Copy every line below that has the word "Windows" in it.

[Extracted data Boundary: Start]

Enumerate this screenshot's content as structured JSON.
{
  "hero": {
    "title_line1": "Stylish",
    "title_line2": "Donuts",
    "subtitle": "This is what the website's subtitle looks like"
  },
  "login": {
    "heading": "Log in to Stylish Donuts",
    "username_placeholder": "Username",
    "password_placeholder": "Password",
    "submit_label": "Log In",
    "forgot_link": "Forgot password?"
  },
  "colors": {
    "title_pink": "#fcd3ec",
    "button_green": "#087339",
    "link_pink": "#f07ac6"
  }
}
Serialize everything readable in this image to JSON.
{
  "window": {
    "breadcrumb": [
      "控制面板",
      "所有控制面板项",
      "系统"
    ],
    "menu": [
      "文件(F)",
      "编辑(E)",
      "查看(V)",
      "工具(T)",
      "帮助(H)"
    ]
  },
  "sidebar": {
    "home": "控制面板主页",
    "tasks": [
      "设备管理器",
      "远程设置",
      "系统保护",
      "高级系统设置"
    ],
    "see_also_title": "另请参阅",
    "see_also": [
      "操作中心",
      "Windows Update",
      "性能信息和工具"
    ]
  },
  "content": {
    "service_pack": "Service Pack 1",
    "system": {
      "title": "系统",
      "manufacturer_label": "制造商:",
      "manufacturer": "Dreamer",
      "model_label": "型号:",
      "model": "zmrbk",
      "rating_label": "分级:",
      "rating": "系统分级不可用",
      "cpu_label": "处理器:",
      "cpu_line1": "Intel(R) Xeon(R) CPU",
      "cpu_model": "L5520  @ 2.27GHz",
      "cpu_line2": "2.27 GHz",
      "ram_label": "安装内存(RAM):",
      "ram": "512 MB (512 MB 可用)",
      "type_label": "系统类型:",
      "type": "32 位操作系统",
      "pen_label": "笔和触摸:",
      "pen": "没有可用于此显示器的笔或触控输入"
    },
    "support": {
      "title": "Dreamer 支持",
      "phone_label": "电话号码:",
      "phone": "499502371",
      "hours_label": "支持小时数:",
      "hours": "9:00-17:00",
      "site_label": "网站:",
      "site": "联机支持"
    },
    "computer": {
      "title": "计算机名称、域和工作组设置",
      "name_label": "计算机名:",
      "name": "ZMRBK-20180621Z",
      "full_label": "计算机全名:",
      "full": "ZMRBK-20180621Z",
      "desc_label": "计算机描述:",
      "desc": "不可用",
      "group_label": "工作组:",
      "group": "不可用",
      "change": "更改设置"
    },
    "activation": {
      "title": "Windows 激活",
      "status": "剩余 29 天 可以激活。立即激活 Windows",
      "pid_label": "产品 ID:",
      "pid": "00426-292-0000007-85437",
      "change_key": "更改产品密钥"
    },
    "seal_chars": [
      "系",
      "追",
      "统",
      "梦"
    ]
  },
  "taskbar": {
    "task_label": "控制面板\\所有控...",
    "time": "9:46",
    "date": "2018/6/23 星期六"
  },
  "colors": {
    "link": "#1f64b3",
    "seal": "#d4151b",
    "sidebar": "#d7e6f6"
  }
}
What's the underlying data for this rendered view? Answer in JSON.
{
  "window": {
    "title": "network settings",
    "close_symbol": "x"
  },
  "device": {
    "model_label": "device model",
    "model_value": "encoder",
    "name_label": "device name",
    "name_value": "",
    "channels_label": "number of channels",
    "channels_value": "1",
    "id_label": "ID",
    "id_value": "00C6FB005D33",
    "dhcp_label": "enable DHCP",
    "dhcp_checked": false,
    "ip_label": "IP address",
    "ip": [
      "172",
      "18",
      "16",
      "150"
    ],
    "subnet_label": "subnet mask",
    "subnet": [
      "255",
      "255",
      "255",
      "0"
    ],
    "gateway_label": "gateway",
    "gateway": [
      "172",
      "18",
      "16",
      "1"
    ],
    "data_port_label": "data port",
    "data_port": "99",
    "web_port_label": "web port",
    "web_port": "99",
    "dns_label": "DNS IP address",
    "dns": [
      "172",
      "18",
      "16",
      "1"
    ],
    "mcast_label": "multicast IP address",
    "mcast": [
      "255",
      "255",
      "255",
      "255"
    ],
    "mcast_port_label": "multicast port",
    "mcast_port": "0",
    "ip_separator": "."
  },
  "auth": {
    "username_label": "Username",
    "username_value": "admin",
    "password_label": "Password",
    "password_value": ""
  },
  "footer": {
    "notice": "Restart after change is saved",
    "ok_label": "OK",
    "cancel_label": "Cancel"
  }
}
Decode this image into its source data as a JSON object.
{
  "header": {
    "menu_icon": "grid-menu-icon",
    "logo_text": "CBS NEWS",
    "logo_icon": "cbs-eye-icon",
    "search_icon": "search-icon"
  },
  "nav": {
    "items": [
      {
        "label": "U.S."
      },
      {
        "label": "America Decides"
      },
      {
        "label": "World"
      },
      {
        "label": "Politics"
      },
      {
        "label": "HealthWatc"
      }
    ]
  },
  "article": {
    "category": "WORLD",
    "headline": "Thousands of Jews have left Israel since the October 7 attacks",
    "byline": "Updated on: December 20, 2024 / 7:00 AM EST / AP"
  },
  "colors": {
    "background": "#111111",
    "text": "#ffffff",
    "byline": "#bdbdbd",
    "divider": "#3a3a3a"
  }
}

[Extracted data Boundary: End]

* [Written response]
      "Windows Update",
      "title": "Windows 激活",
      "status": "剩余 29 天 可以激活。立即激活 Windows",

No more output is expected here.